Spending for Medicaid patients with mental health conditions averaged $28,451 in New York in 2003, compared with $15,964 for beneficiaries without mental health conditions, according to a 2011 report by the United Hospital Fund, a nonprofit health services research group.
The state is rolling out the Health Homes initiative in phases, first targeting Medicaid patients with substance abuse and mental health problems, as well as those with multiple chronic conditions. It envisions using payment methods that incorporate performance measures, such as prevention of avoidable hospitalizations.
“A key feature of Health Homes is that the health reform law gives us additional federal money to draw together medical and behavioral care in a structure, and orchestrate wraparound services like housing,” said Gregory Allen, the state’s director of financial planning and policy for Medicaid.
Easley fits in the category of patients with two or more chronic medical conditions.
In addition to diabetes, the Buffalo resident has asthma, high blood pressure and high cholesterol.
He has had trouble keeping his diabetes under control, but he is doing well now, partly because of his participation in a program in which his weight, blood pressure and sugar level are monitored regularly through a smartphone application.
“What’s helped me, is feeling like I have a personal relationship with the people who take care of me,” he said.
By keeping his medical conditions under control, Easley is keeping himself out of the hospital, and that’s no small matter to him and his doctor.

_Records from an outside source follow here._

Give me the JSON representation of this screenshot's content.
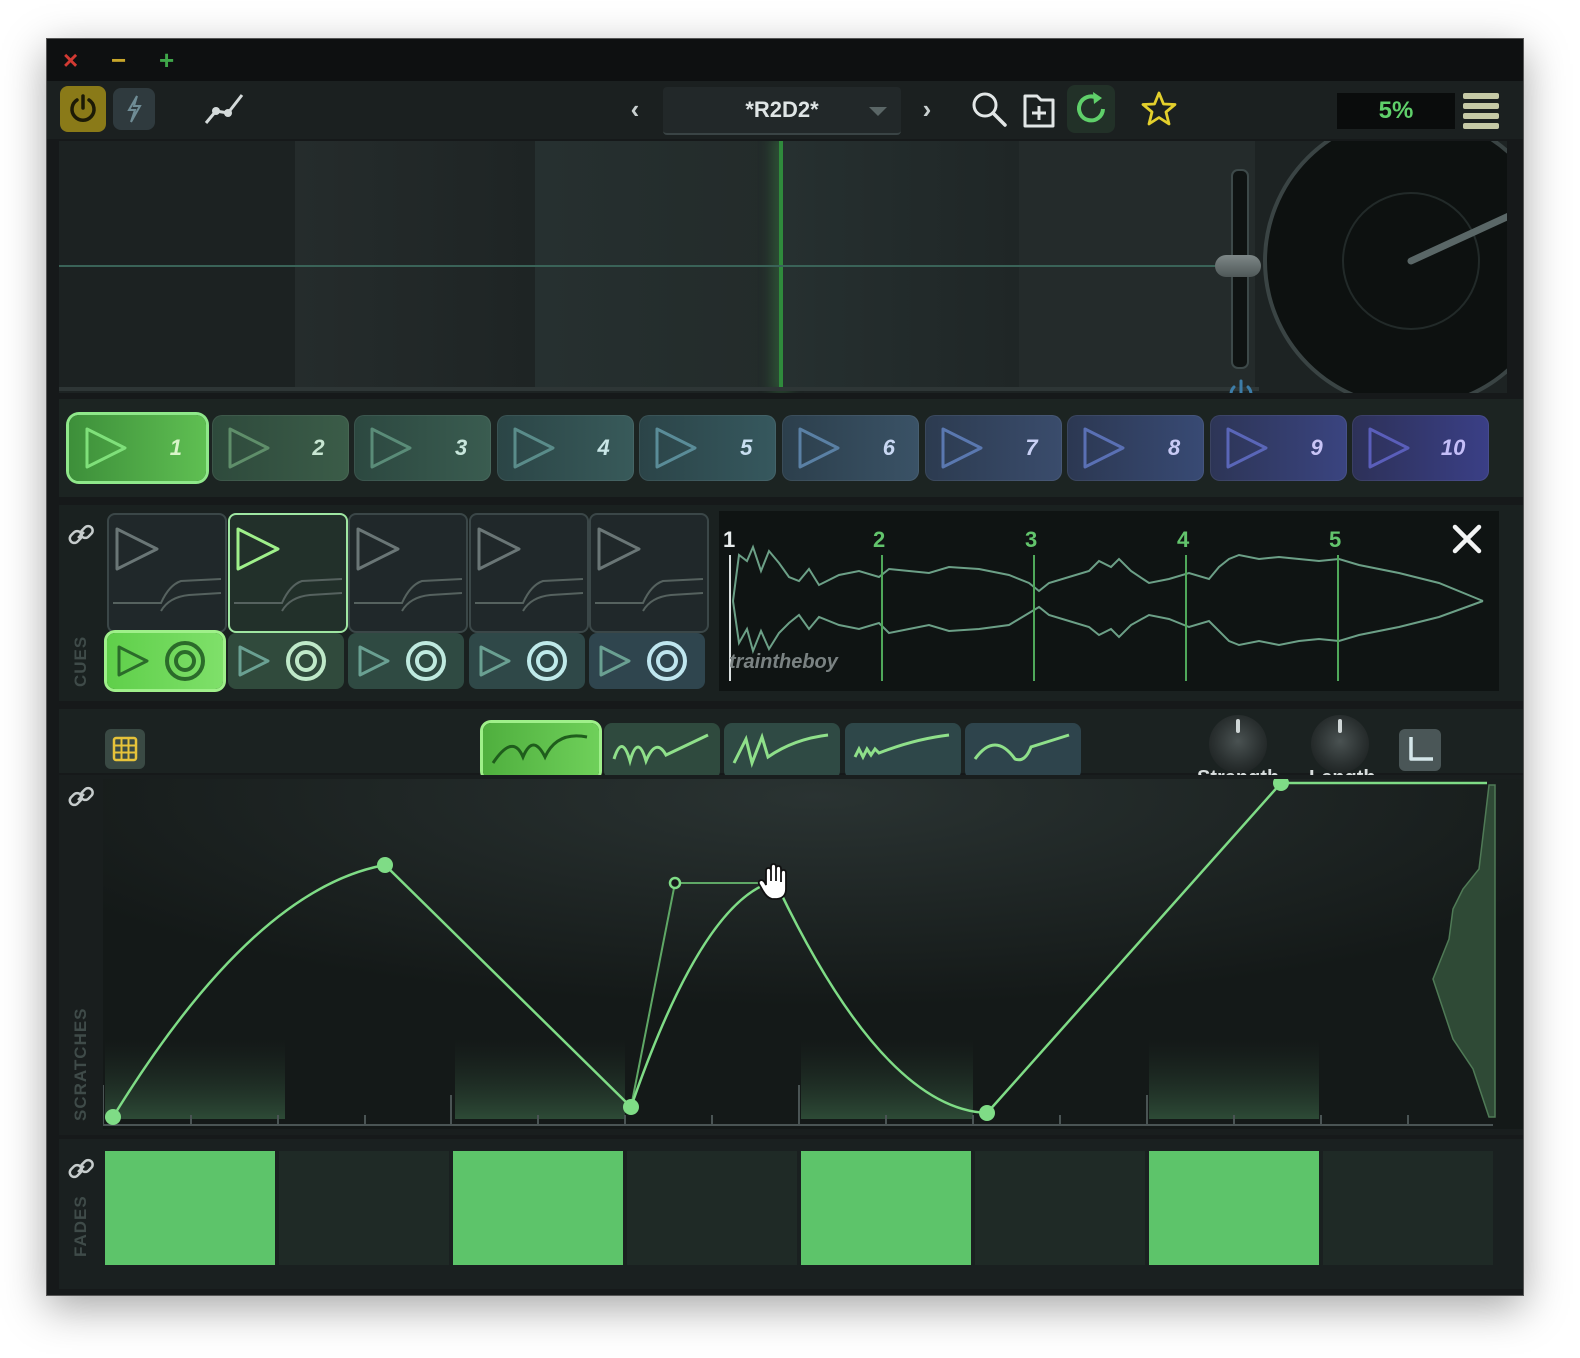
{
  "window": {
    "controls": {
      "close": "×",
      "minimize": "−",
      "maximize": "+"
    }
  },
  "toolbar": {
    "prev": "‹",
    "next": "›",
    "preset_name": "*R2D2*",
    "percent": "5%",
    "icons": [
      "power-icon",
      "flash-icon",
      "curve-icon",
      "search-icon",
      "add-preset-icon",
      "reload-icon",
      "star-icon",
      "menu-icon"
    ]
  },
  "cue_buttons": [
    "1",
    "2",
    "3",
    "4",
    "5",
    "6",
    "7",
    "8",
    "9",
    "10"
  ],
  "cues": {
    "label": "CUES",
    "selected_index": 1,
    "markers": [
      "1",
      "2",
      "3",
      "4",
      "5"
    ],
    "artist": "traintheboy"
  },
  "scratches": {
    "label": "SCRATCHES",
    "selected_shape": 0,
    "strength_label": "Strength",
    "length_label": "Length"
  },
  "fades": {
    "label": "FADES",
    "pattern": [
      1,
      0,
      1,
      0,
      1,
      0,
      1,
      0
    ]
  },
  "colors": {
    "accent": "#5fd06a",
    "power": "#c9b22a",
    "star": "#e3cf2c"
  }
}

Diabetes is a lifelong disease, with potentially serious complications, in which a person experiences high levels of sugar in the blood.
He comes from a family with a history of the condition, including his parents. He can list relatives whose diabetes led to amputations and blindness.
“That’s not something I want,” he said.
Gov. Andrew M. Cuomo last year formed a team to redesign Medicaid, and Health Homes represent a key element of a plan still in the works. The initiatives here are expected to begin enrolling patients this summer.
The way it works is that states adopting Health Homes will get a bigger share of federal Medicaid funding for two years for these patients — 90 percent of the cost.
“That upfront financing is needed to build the infrastructure,” said William Burgin, executive director of Alcohol and Drug Dependency Services.
What happens if the Supreme Court overturns the Affordable Care Act?
Burgin and others say that would be disastrous for a provision of the controversial law that they see as one of the most promising developments in their field in years.
“This should be the model of care, no matter who is in office. We need a smarter, more efficient way to provide care,” he said.
Health Homes remain a work in progress and face challenges.
For instance, the dozens of organizations in the new networks need a way to communicate to coordinate care.
The plan in Erie County is to incorporate a common communication system into the existing regional system for sharing electronic medical information among hospitals, doctors and laboratories, coordinated by the HealtheLink organization.
“With Health Homes, we have an opportunity to do what everyone knows needs to happen,” said Ann Monroe, president of the Community Health Foundation of Western and Central New York.
The foundation, and the local P2 Collaborative are two educational groups that have been involved in the formation of the first Health Homes here.
“Now it’s a matter of making it work,” she said.